Tiffany Ma has been a Disney fan for a long time. Her favorite character is Winnie the Pooh. She loves that when guests celebrate their birthdays at the park, they can receive special pins with their names on them. She’s been to the Disneylands in California, Hong Kong and Tokyo.
“That was probably part of how Disney was so captivating to me, because I was able to see how it looked around the world,” said the University of Arizona electrical engineering junior. “When people walk into the park, you get that magical feeling like you’re a little kid again.”
She also dreamed of growing up to be an engineer. Her dad, who works at Intel, used to buy her circuit kits to do electrical experiments when she was a kid. The perfect job, she decided, was to be an “imagineer,” one of the engineers behind the design and construction of Walt Disney theme parks.
The honors student took a step toward making her dream come true when she participated in the Disney College Program at Disney World in Orlando, Florida, from June 2018 to January 2019.
“She always had the technical abilities, but her confidence in terms of explaining concepts and meeting people has just doubled since she returned from the program,” said Kathie Melde, associate dean of faculty affairs for the College of Engineering and professor of electrical and computer engineering, or ECE.
From Chandler to Tucson to Orlando
Ma grew up in Chandler, Arizona, and decided to attend the UA after she attended the Summer Engineering Academy, a hands-on engineering camp for high schoolers, and fell in love with the close-knit campus.
Ma was learning about programming languages in one of her honors classes and decided to look into an application that particularly interested her: Disneyland’s new MagicBands, radio frequency identification, or RFID, bracelets that store park-goers’ information and act as everything from a hotel key to a method for making dinner reservations and small purchases.
She was fascinated, and spent fall 2017 researching the “internet of things” and the ethical considerations Disney took into account when designing a device to hold guests’ personal information. In spring 2018, she worked with Melde, an antenna specialist who taught her how to use a spectrum analyzer to measure the frequencies of antennas and see how they affected the frequencies of MagicBands.
Then, Ma decided she wanted to go work at the parks herself. She joined the Disney College Program, excited to learn about the operation of the parks’ engineering services and facilities, meet imagineers, and work alongside Disney Engineering professors. She attended several engineering seminars throughout the program, but some of the most valuable experiences she had were when networking with imagineers and other engineering services people while she worked at the park’s Toy Story Land.
“A lot of them were entry-level people who’d just got hired, and many of them did the Disney College Program or an internship with Disney as well,” she said. “It was a good experience to learn about how they got into the job I want.”
Helping Others From Outside Her Comfort Zone

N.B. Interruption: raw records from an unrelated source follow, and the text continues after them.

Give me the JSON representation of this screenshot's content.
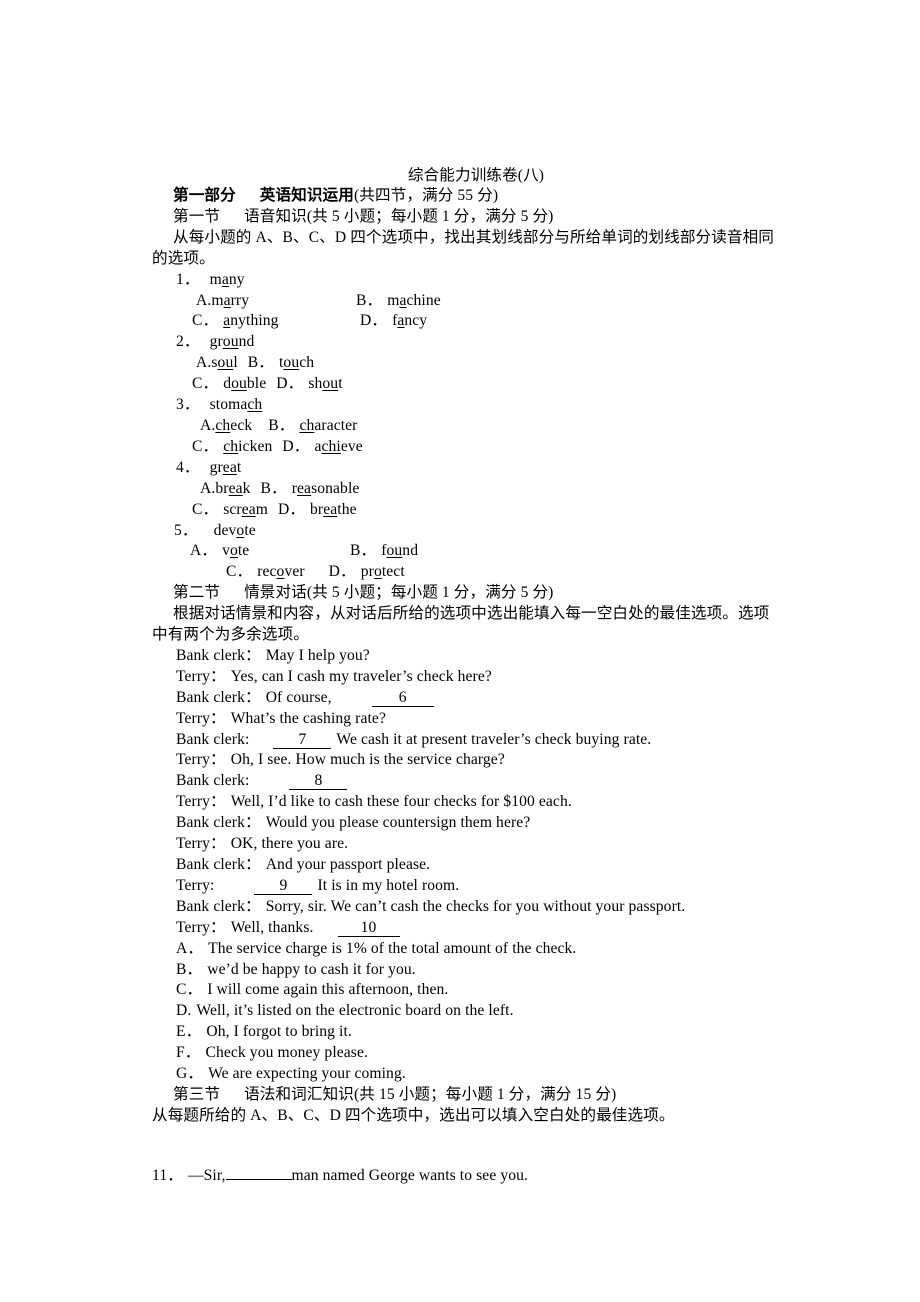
{
  "document": {
    "title": "综合能力训练卷(八)",
    "part_one": {
      "heading_bold": "第一部分",
      "heading_rest": "英语知识运用",
      "heading_paren": "(共四节，满分 55 分)"
    },
    "section_one": {
      "label": "第一节",
      "name": "语音知识",
      "paren": "(共 5 小题；每小题 1 分，满分 5 分)",
      "instruction": "从每小题的 A、B、C、D 四个选项中，找出其划线部分与所给单词的划线部分读音相同的选项。",
      "questions": [
        {
          "num": "1．",
          "stem_pre": "m",
          "stem_u": "a",
          "stem_post": "ny",
          "a_label": "A.",
          "a_pre": "m",
          "a_u": "a",
          "a_post": "rry",
          "b_label": "B．",
          "b_pre": "m",
          "b_u": "a",
          "b_post": "chine",
          "c_label": "C．",
          "c_pre": "",
          "c_u": "a",
          "c_post": "nything",
          "d_label": "D．",
          "d_pre": "f",
          "d_u": "a",
          "d_post": "ncy"
        },
        {
          "num": "2．",
          "stem_pre": "gr",
          "stem_u": "ou",
          "stem_post": "nd",
          "a_label": "A.",
          "a_pre": "s",
          "a_u": "ou",
          "a_post": "l",
          "b_label": "B．",
          "b_pre": "t",
          "b_u": "ou",
          "b_post": "ch",
          "c_label": "C．",
          "c_pre": "d",
          "c_u": "ou",
          "c_post": "ble",
          "d_label": "D．",
          "d_pre": "sh",
          "d_u": "ou",
          "d_post": "t"
        },
        {
          "num": "3．",
          "stem_pre": "stoma",
          "stem_u": "ch",
          "stem_post": "",
          "a_label": "A.",
          "a_pre": "",
          "a_u": "ch",
          "a_post": "eck",
          "b_label": "B．",
          "b_pre": "",
          "b_u": "ch",
          "b_post": "aracter",
          "c_label": "C．",
          "c_pre": "",
          "c_u": "ch",
          "c_post": "icken",
          "d_label": "D．",
          "d_pre": "a",
          "d_u": "chi",
          "d_post": "eve"
        },
        {
          "num": "4．",
          "stem_pre": "gr",
          "stem_u": "ea",
          "stem_post": "t",
          "a_label": "A.",
          "a_pre": "br",
          "a_u": "ea",
          "a_post": "k",
          "b_label": "B．",
          "b_pre": "r",
          "b_u": "ea",
          "b_post": "sonable",
          "c_label": "C．",
          "c_pre": "scr",
          "c_u": "ea",
          "c_post": "m",
          "d_label": "D．",
          "d_pre": "br",
          "d_u": "ea",
          "d_post": "the"
        },
        {
          "num": "5．",
          "stem_pre": "dev",
          "stem_u": "o",
          "stem_post": "te",
          "a_label": "A．",
          "a_pre": "v",
          "a_u": "o",
          "a_post": "te",
          "b_label": "B．",
          "b_pre": "f",
          "b_u": "ou",
          "b_post": "nd",
          "c_label": "C．",
          "c_pre": "rec",
          "c_u": "o",
          "c_post": "ver",
          "d_label": "D．",
          "d_pre": "pr",
          "d_u": "o",
          "d_post": "tect"
        }
      ]
    },
    "section_two": {
      "label": "第二节",
      "name": "情景对话",
      "paren": "(共 5 小题；每小题 1 分，满分 5 分)",
      "instruction": "根据对话情景和内容，从对话后所给的选项中选出能填入每一空白处的最佳选项。选项中有两个为多余选项。",
      "dialogue": [
        {
          "speaker": "Bank clerk：",
          "text": "May I help you?",
          "blank": null,
          "after": ""
        },
        {
          "speaker": "Terry：",
          "text": "Yes, can I cash my traveler’s check here?",
          "blank": null,
          "after": ""
        },
        {
          "speaker": "Bank clerk：",
          "text": "Of course,",
          "blank": "6",
          "after": ""
        },
        {
          "speaker": "Terry：",
          "text": "What’s the cashing rate?",
          "blank": null,
          "after": ""
        },
        {
          "speaker": "Bank clerk:",
          "text": "",
          "blank": "7",
          "after": "We cash it at present traveler’s check buying rate."
        },
        {
          "speaker": "Terry：",
          "text": "Oh, I see. How much is the service charge?",
          "blank": null,
          "after": ""
        },
        {
          "speaker": "Bank clerk:",
          "text": "",
          "blank": "8",
          "after": ""
        },
        {
          "speaker": "Terry：",
          "text": "Well, I’d like to cash these four checks for $100 each.",
          "blank": null,
          "after": ""
        },
        {
          "speaker": "Bank clerk：",
          "text": "Would you please countersign them here?",
          "blank": null,
          "after": ""
        },
        {
          "speaker": "Terry：",
          "text": "OK, there you are.",
          "blank": null,
          "after": ""
        },
        {
          "speaker": "Bank clerk：",
          "text": "And your passport please.",
          "blank": null,
          "after": ""
        },
        {
          "speaker": "Terry:",
          "text": "",
          "blank": "9",
          "after": "It is in my hotel room."
        },
        {
          "speaker": "Bank clerk：",
          "text": "Sorry, sir. We can’t cash the checks for you without your passport.",
          "blank": null,
          "after": ""
        },
        {
          "speaker": "Terry：",
          "text": "Well, thanks.",
          "blank": "10",
          "after": ""
        }
      ],
      "options": [
        {
          "label": "A．",
          "text": "The service charge is 1% of the total amount of the check."
        },
        {
          "label": "B．",
          "text": "we’d be happy to cash it for you."
        },
        {
          "label": "C．",
          "text": "I will come again this afternoon, then."
        },
        {
          "label": "D.",
          "text": "Well, it’s listed on the electronic board on the left."
        },
        {
          "label": "E．",
          "text": "Oh, I forgot to bring it."
        },
        {
          "label": "F．",
          "text": "Check you money please."
        },
        {
          "label": "G．",
          "text": "We are expecting your coming."
        }
      ]
    },
    "section_three": {
      "label": "第三节",
      "name": "语法和词汇知识",
      "paren": "(共 15 小题；每小题 1 分，满分 15 分)",
      "instruction": "从每题所给的 A、B、C、D 四个选项中，选出可以填入空白处的最佳选项。",
      "question_11": {
        "num": "11．",
        "pre": "—Sir,",
        "post": "man named George wants to see you."
      }
    }
  }
}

Ma isn’t inexperienced with stepping out of her comfort zone. Her freshman year, she joined the student club 3D Printing For Everyone. Not only was she the only woman in the club, but she was also younger than everyone else -- an intimidating set of circumstances, at first.
“But then all of them graduated, and I became president my sophomore year,” said Ma, who is also a member of Engineering Student Council. “I learned how to use SolidWorks, Onshape and different 3D-printing software. Even in my classes now, it’s mostly males. But I have a lot of female friends who are engineers, and I think it’s good: We build each other up and work together.”
Everyone there is kind of in the same boat: They all just want to make magic and have a good time and learn and have different experiences.”
She’s also a supplemental instruction leader, sitting in on an introductory physics course twice a week and holding study sessions to help students understand the material -- she attended those study sessions every week when she was a freshman, so now she finds fulfillment in helping other students reach their own “lightbulb moments.”
Ma said she gets a similarly altruistic thrill from being able to make someone’s day as a Disney employee. So she doesn’t hesitate to recommend the Disney College Program to other students.
“You meet people from all over the world -- from Australia, Italy, Germany -- and we just all come together,” she said. “I went there not knowing anybody, and it was halfway across the country, so it was kind of scary at first. But everyone there is kind of in the same boat: They all just want to make magic and have a good time and learn and have different experiences.”